Let’s say you want to sell your home in Cape Coral, Florida, and think you’ll get a great price because of the proximity to water. Or perhaps you’re thinking of buying a starter home in a newly built-up neighborhood in Houston.
Also Read| Rera warns of action against agents charging arbitrary brokerage in Gurugram
Did the property’s risk of flooding in the next 30 years cross your mind as you considered the home’s curb appeal? Probably not, but maybe it should have.
Potential homebuyers who reviewed property listings that included flood risk were less likely to look at and bid on homes in areas with a severe risk of flooding, according to new research made available exclusively to Bloomberg.
In short, transparency on risks matters, says Daryl Fairweather, the chief economist at Redfin. The real estate brokerage site conducted the study in conjunction with the University of Southern California, the National Bureau of Economic Research and the Massachusetts Institute of Technology.
“Climate change is actually impacting economic decisions that people are making,” Fairweather said in an interview. “We didn’t have evidence of that before. Definitely not in the housing market. And now we know that if you give somebody information about flood risks into the future, it’s going to change whether or not they decide to buy a home.”
Also Read| Drought, record heat, fires and now floods: California’s extreme weather year
From Oct. 12, 2020 to Jan. 3, 2021, Redfin ran an experiment on 17.5 million of its users across the US. As prospective homebuyers entered the site, Redfin assigned them randomly to either a group that was shown flood-risk information on each property or a group that was not.
The flood-risk scores came from First Street Foundation, a climate and technology nonprofit that works to make climate hazards more transparent to the public. In June 2020, First Street published the first public maps that revealed flood risk for every home and property in the contiguous US.
Previous public flood maps had been created by the Federal Emergency Management Agency, but were only of areas at high enough risk that they were included in the National Flood Insurance Program. Even those maps, as FEMA Administrator Deanne Criswell recently admitted, are far out of date due to increased flooding caused by climate change. When First Street published its maps, it included roughly 6 million more homes than FEMA in extreme-risk areas.

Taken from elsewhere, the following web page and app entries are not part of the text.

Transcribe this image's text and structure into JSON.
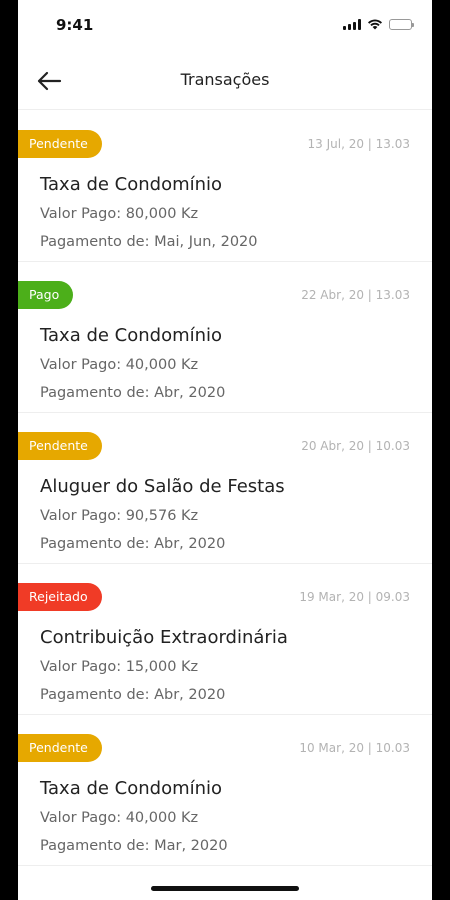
{
  "status_bar": {
    "time": "9:41"
  },
  "header": {
    "title": "Transações"
  },
  "colors": {
    "pendente": "#E6A800",
    "pago": "#4CAF1A",
    "rejeitado": "#F03B26"
  },
  "transactions": [
    {
      "status": "Pendente",
      "status_key": "pendente",
      "date": "13 Jul, 20 | 13.03",
      "title": "Taxa de Condomínio",
      "amount": "Valor Pago: 80,000 Kz",
      "period": "Pagamento de: Mai, Jun, 2020"
    },
    {
      "status": "Pago",
      "status_key": "pago",
      "date": "22 Abr, 20 | 13.03",
      "title": "Taxa de Condomínio",
      "amount": "Valor Pago: 40,000 Kz",
      "period": "Pagamento de: Abr, 2020"
    },
    {
      "status": "Pendente",
      "status_key": "pendente",
      "date": "20 Abr, 20 | 10.03",
      "title": "Aluguer do Salão de Festas",
      "amount": "Valor Pago: 90,576 Kz",
      "period": "Pagamento de: Abr, 2020"
    },
    {
      "status": "Rejeitado",
      "status_key": "rejeitado",
      "date": "19 Mar, 20 | 09.03",
      "title": "Contribuição Extraordinária",
      "amount": "Valor Pago: 15,000 Kz",
      "period": "Pagamento de: Abr, 2020"
    },
    {
      "status": "Pendente",
      "status_key": "pendente",
      "date": "10 Mar, 20 | 10.03",
      "title": "Taxa de Condomínio",
      "amount": "Valor Pago: 40,000 Kz",
      "period": "Pagamento de: Mar, 2020"
    }
  ]
}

First Street’s scores, called Flood Factor, estimate the likelihood that a property will flood at least once in the next 30 years (the typical mortgage term), on a scale of 1 to 10: minimal (1), minor (2), moderate (3-4), major (5-6), severe (7-8) or extreme (9-10). The big question after they were first released was whether they would really have any effect on the market.
Redfin’s study found that prospective buyers were reactive to severe flood risk, especially in cities with known flooding problems. Users in Cape Coral, Houston and Baton Rouge, Louisiana were most likely to click into the flood-risk section within home listings.
But users overall amended their behavior over time based on the information. After one week of being exposed to flood-risk data, those who had looked at extremely risky homes before the study were looking at homes with 7% less risk than the control group. After nine weeks, the properties they were viewing were a quarter less risky, compared to the control group.
A bigger shift was observed in a subset of users, those working with Redfin agents or partner agents, who viewed homes with an average flood-risk score of 8.5 prior to the study. They went on to view homes with an average score of 3.9 after gaining access to flood-risk data, a decrease of 54%.
Not everyone was responsive to the data. Any flood risk less than severe barely moved the needle on user behavior. And the areas with high flood risks are still seeing net inflows of people. Tampa, Cape Coral and North Port in Florida all consistently rank on Redfin’s list of most popular migration destinations. Most buyers are still looking predominately at traditional factors like cost, warm weather and lower taxes.
But Fairweather says the fact that the most of the market has not yet adjusted to more transparent flood information gives current homeowners a window of opportunity.
“Home prices haven’t yet started to broadly plummet due to natural-disaster risk. That means communities that face the highest risk still have time to act,” she said. “If a homeowner thinks their property will lose value due to flood risk, they may want to relocate now to keep both themself and their finances safe.”